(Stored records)

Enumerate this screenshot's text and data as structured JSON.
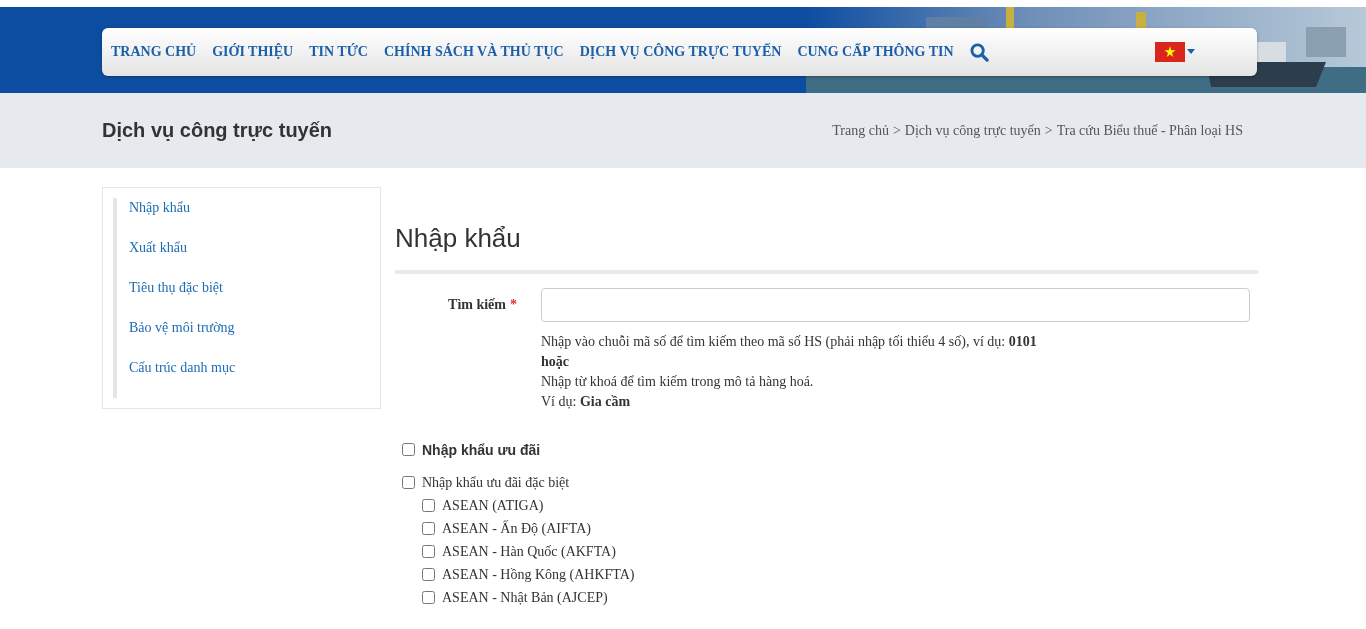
{
  "nav": {
    "items": [
      {
        "label": "TRANG CHỦ"
      },
      {
        "label": "GIỚI THIỆU"
      },
      {
        "label": "TIN TỨC"
      },
      {
        "label": "CHÍNH SÁCH VÀ THỦ TỤC"
      },
      {
        "label": "DỊCH VỤ CÔNG TRỰC TUYẾN"
      },
      {
        "label": "CUNG CẤP THÔNG TIN"
      }
    ]
  },
  "page_header": {
    "title": "Dịch vụ công trực tuyến",
    "breadcrumb": [
      "Trang chủ",
      ">",
      "Dịch vụ công trực tuyến",
      ">",
      "Tra cứu Biểu thuế - Phân loại HS"
    ]
  },
  "sidebar": {
    "items": [
      {
        "label": "Nhập khẩu"
      },
      {
        "label": "Xuất khẩu"
      },
      {
        "label": "Tiêu thụ đặc biệt"
      },
      {
        "label": "Bảo vệ môi trường"
      },
      {
        "label": "Cấu trúc danh mục"
      }
    ]
  },
  "content": {
    "title": "Nhập khẩu",
    "search": {
      "label": "Tìm kiếm",
      "required_mark": "*"
    },
    "hints": [
      "Nhập vào chuỗi mã số để tìm kiếm theo mã số HS (phải nhập tối thiểu 4 số), ví dụ: **0101**",
      "**hoặc**",
      "Nhập từ khoá để tìm kiếm trong mô tả hàng hoá.",
      "Ví dụ: **Gia cầm**"
    ],
    "options": [
      {
        "label": "Nhập khẩu ưu đãi",
        "kind": "heading",
        "checked": false
      },
      {
        "label": "Nhập khẩu ưu đãi đặc biệt",
        "kind": "group",
        "checked": false
      },
      {
        "label": "ASEAN (ATIGA)",
        "kind": "sub",
        "checked": false
      },
      {
        "label": "ASEAN - Ấn Độ (AIFTA)",
        "kind": "sub",
        "checked": false
      },
      {
        "label": "ASEAN - Hàn Quốc (AKFTA)",
        "kind": "sub",
        "checked": false
      },
      {
        "label": "ASEAN - Hồng Kông (AHKFTA)",
        "kind": "sub",
        "checked": false
      },
      {
        "label": "ASEAN - Nhật Bản (AJCEP)",
        "kind": "sub",
        "checked": false
      }
    ]
  }
}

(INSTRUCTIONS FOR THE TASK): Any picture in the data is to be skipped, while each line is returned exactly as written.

(SOLUTION FOR THIS EXERCISE):
Enumerate this screenshot's text and data as structured JSON.
{
  "nav": {
    "items": [
      {
        "label": "TRANG CHỦ"
      },
      {
        "label": "GIỚI THIỆU"
      },
      {
        "label": "TIN TỨC"
      },
      {
        "label": "CHÍNH SÁCH VÀ THỦ TỤC"
      },
      {
        "label": "DỊCH VỤ CÔNG TRỰC TUYẾN"
      },
      {
        "label": "CUNG CẤP THÔNG TIN"
      }
    ]
  },
  "page_header": {
    "title": "Dịch vụ công trực tuyến",
    "breadcrumb": [
      "Trang chủ",
      ">",
      "Dịch vụ công trực tuyến",
      ">",
      "Tra cứu Biểu thuế - Phân loại HS"
    ]
  },
  "sidebar": {
    "items": [
      {
        "label": "Nhập khẩu"
      },
      {
        "label": "Xuất khẩu"
      },
      {
        "label": "Tiêu thụ đặc biệt"
      },
      {
        "label": "Bảo vệ môi trường"
      },
      {
        "label": "Cấu trúc danh mục"
      }
    ]
  },
  "content": {
    "title": "Nhập khẩu",
    "search": {
      "label": "Tìm kiếm",
      "required_mark": "*"
    },
    "hints": [
      "Nhập vào chuỗi mã số để tìm kiếm theo mã số HS (phải nhập tối thiểu 4 số), ví dụ: **0101**",
      "**hoặc**",
      "Nhập từ khoá để tìm kiếm trong mô tả hàng hoá.",
      "Ví dụ: **Gia cầm**"
    ],
    "options": [
      {
        "label": "Nhập khẩu ưu đãi",
        "kind": "heading",
        "checked": false
      },
      {
        "label": "Nhập khẩu ưu đãi đặc biệt",
        "kind": "group",
        "checked": false
      },
      {
        "label": "ASEAN (ATIGA)",
        "kind": "sub",
        "checked": false
      },
      {
        "label": "ASEAN - Ấn Độ (AIFTA)",
        "kind": "sub",
        "checked": false
      },
      {
        "label": "ASEAN - Hàn Quốc (AKFTA)",
        "kind": "sub",
        "checked": false
      },
      {
        "label": "ASEAN - Hồng Kông (AHKFTA)",
        "kind": "sub",
        "checked": false
      },
      {
        "label": "ASEAN - Nhật Bản (AJCEP)",
        "kind": "sub",
        "checked": false
      }
    ]
  }
}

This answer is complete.